• _Aim of the task_
Write the entries below out again exactly; any picture in them stays out.

• _Dataset records_

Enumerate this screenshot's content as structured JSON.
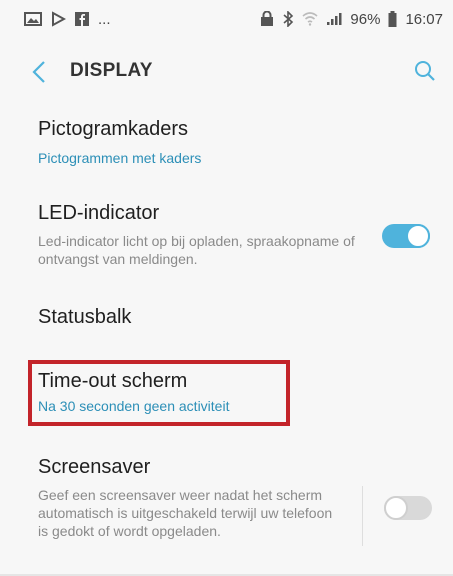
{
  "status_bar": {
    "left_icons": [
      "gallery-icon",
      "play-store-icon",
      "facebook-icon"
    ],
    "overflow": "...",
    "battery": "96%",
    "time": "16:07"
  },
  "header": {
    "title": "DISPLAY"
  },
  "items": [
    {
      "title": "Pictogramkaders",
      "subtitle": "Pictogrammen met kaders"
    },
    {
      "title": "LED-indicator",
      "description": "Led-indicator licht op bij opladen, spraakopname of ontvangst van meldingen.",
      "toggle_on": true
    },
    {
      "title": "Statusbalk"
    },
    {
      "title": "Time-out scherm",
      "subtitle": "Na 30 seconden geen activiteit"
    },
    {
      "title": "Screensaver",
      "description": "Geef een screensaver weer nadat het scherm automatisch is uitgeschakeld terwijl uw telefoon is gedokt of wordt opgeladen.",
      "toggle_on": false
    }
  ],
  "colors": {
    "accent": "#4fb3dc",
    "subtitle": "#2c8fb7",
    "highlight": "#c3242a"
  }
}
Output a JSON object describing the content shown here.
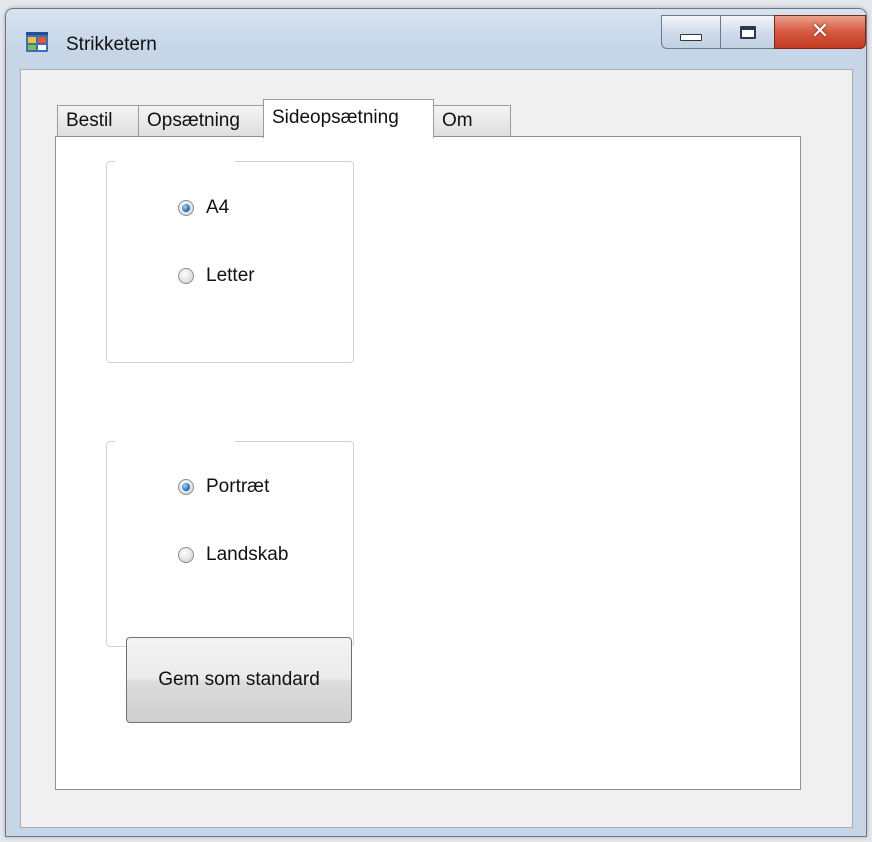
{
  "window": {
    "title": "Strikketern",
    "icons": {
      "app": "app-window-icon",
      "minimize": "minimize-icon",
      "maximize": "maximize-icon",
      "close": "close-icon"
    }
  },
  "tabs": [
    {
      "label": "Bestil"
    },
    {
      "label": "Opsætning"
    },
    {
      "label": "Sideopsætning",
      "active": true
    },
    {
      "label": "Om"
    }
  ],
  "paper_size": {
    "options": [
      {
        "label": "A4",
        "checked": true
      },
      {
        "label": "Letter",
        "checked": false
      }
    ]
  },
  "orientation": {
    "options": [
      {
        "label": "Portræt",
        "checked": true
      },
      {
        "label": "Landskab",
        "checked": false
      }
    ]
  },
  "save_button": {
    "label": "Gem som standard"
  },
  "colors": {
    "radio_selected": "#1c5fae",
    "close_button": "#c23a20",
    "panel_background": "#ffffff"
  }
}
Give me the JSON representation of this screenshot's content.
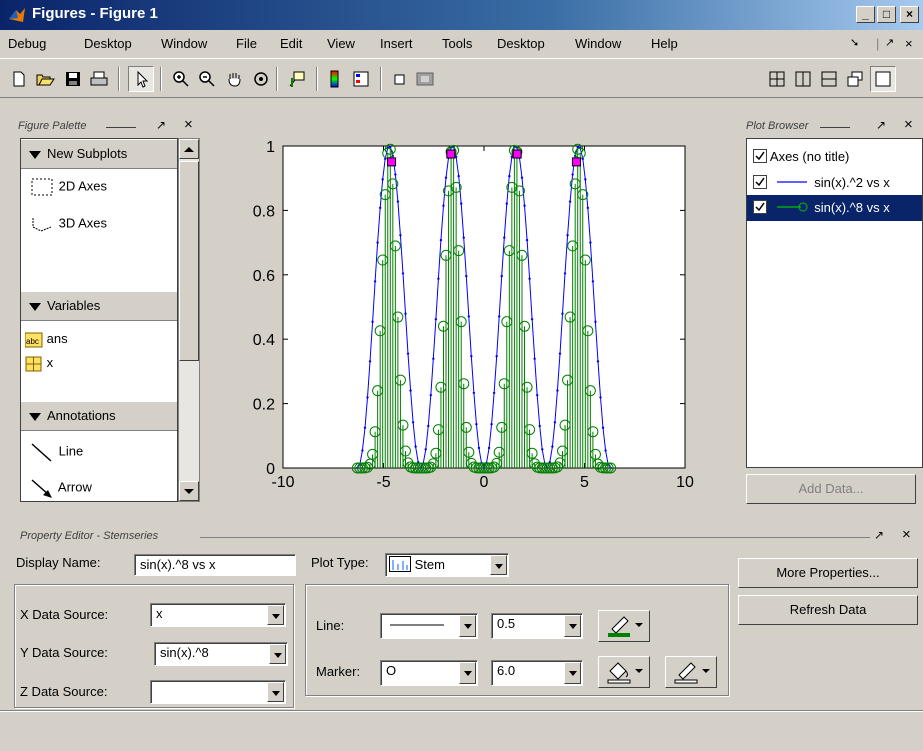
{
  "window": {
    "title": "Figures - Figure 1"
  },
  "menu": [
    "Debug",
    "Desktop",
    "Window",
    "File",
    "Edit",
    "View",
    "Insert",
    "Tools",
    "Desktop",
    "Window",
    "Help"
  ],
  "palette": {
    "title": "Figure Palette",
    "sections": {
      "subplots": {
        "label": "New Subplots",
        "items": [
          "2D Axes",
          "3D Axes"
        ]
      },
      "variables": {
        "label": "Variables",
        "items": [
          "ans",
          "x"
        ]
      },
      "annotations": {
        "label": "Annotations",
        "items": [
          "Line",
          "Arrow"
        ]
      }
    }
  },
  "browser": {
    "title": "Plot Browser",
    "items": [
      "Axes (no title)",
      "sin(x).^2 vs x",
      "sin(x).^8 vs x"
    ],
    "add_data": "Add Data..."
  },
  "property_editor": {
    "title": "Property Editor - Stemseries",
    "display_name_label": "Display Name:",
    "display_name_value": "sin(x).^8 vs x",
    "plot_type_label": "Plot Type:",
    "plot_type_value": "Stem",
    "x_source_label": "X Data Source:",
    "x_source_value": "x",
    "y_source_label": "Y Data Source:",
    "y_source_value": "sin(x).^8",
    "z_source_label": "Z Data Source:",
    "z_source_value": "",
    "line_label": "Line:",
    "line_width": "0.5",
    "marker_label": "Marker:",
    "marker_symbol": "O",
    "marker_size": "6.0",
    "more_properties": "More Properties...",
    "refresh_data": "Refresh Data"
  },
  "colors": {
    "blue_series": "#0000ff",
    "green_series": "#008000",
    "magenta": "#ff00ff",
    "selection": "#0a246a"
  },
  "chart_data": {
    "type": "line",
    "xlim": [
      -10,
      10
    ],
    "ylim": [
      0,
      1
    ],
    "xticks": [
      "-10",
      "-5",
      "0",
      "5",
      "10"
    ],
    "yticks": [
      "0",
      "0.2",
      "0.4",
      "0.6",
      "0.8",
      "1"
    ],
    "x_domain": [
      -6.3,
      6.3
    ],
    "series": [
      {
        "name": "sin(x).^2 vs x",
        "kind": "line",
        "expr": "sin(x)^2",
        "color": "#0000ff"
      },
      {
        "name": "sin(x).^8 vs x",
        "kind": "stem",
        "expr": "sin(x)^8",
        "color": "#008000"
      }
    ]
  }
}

• _Exercise solution_
Enumerate this screenshot's content as structured JSON.
{
  "status_bar": {
    "left_icons": [
      "gallery-icon",
      "play-store-icon",
      "facebook-icon"
    ],
    "overflow": "...",
    "battery": "96%",
    "time": "16:07"
  },
  "header": {
    "title": "DISPLAY"
  },
  "items": [
    {
      "title": "Pictogramkaders",
      "subtitle": "Pictogrammen met kaders"
    },
    {
      "title": "LED-indicator",
      "description": "Led-indicator licht op bij opladen, spraakopname of ontvangst van meldingen.",
      "toggle_on": true
    },
    {
      "title": "Statusbalk"
    },
    {
      "title": "Time-out scherm",
      "subtitle": "Na 30 seconden geen activiteit"
    },
    {
      "title": "Screensaver",
      "description": "Geef een screensaver weer nadat het scherm automatisch is uitgeschakeld terwijl uw telefoon is gedokt of wordt opgeladen.",
      "toggle_on": false
    }
  ],
  "colors": {
    "accent": "#4fb3dc",
    "subtitle": "#2c8fb7",
    "highlight": "#c3242a"
  }
}
Output a JSON object describing the content shown here.
{
  "window": {
    "title": "Strikketern",
    "icons": {
      "app": "app-window-icon",
      "minimize": "minimize-icon",
      "maximize": "maximize-icon",
      "close": "close-icon"
    }
  },
  "tabs": [
    {
      "label": "Bestil"
    },
    {
      "label": "Opsætning"
    },
    {
      "label": "Sideopsætning",
      "active": true
    },
    {
      "label": "Om"
    }
  ],
  "paper_size": {
    "options": [
      {
        "label": "A4",
        "checked": true
      },
      {
        "label": "Letter",
        "checked": false
      }
    ]
  },
  "orientation": {
    "options": [
      {
        "label": "Portræt",
        "checked": true
      },
      {
        "label": "Landskab",
        "checked": false
      }
    ]
  },
  "save_button": {
    "label": "Gem som standard"
  },
  "colors": {
    "radio_selected": "#1c5fae",
    "close_button": "#c23a20",
    "panel_background": "#ffffff"
  }
}
Give me the JSON representation of this screenshot's content.
{
  "window": {
    "title": "Figures - Figure 1"
  },
  "menu": [
    "Debug",
    "Desktop",
    "Window",
    "File",
    "Edit",
    "View",
    "Insert",
    "Tools",
    "Desktop",
    "Window",
    "Help"
  ],
  "palette": {
    "title": "Figure Palette",
    "sections": {
      "subplots": {
        "label": "New Subplots",
        "items": [
          "2D Axes",
          "3D Axes"
        ]
      },
      "variables": {
        "label": "Variables",
        "items": [
          "ans",
          "x"
        ]
      },
      "annotations": {
        "label": "Annotations",
        "items": [
          "Line",
          "Arrow"
        ]
      }
    }
  },
  "browser": {
    "title": "Plot Browser",
    "items": [
      "Axes (no title)",
      "sin(x).^2 vs x",
      "sin(x).^8 vs x"
    ],
    "add_data": "Add Data..."
  },
  "property_editor": {
    "title": "Property Editor - Stemseries",
    "display_name_label": "Display Name:",
    "display_name_value": "sin(x).^8 vs x",
    "plot_type_label": "Plot Type:",
    "plot_type_value": "Stem",
    "x_source_label": "X Data Source:",
    "x_source_value": "x",
    "y_source_label": "Y Data Source:",
    "y_source_value": "sin(x).^8",
    "z_source_label": "Z Data Source:",
    "z_source_value": "",
    "line_label": "Line:",
    "line_width": "0.5",
    "marker_label": "Marker:",
    "marker_symbol": "O",
    "marker_size": "6.0",
    "more_properties": "More Properties...",
    "refresh_data": "Refresh Data"
  },
  "colors": {
    "blue_series": "#0000ff",
    "green_series": "#008000",
    "magenta": "#ff00ff",
    "selection": "#0a246a"
  },
  "chart_data": {
    "type": "line",
    "xlim": [
      -10,
      10
    ],
    "ylim": [
      0,
      1
    ],
    "xticks": [
      "-10",
      "-5",
      "0",
      "5",
      "10"
    ],
    "yticks": [
      "0",
      "0.2",
      "0.4",
      "0.6",
      "0.8",
      "1"
    ],
    "x_domain": [
      -6.3,
      6.3
    ],
    "series": [
      {
        "name": "sin(x).^2 vs x",
        "kind": "line",
        "expr": "sin(x)^2",
        "color": "#0000ff"
      },
      {
        "name": "sin(x).^8 vs x",
        "kind": "stem",
        "expr": "sin(x)^8",
        "color": "#008000"
      }
    ]
  }
}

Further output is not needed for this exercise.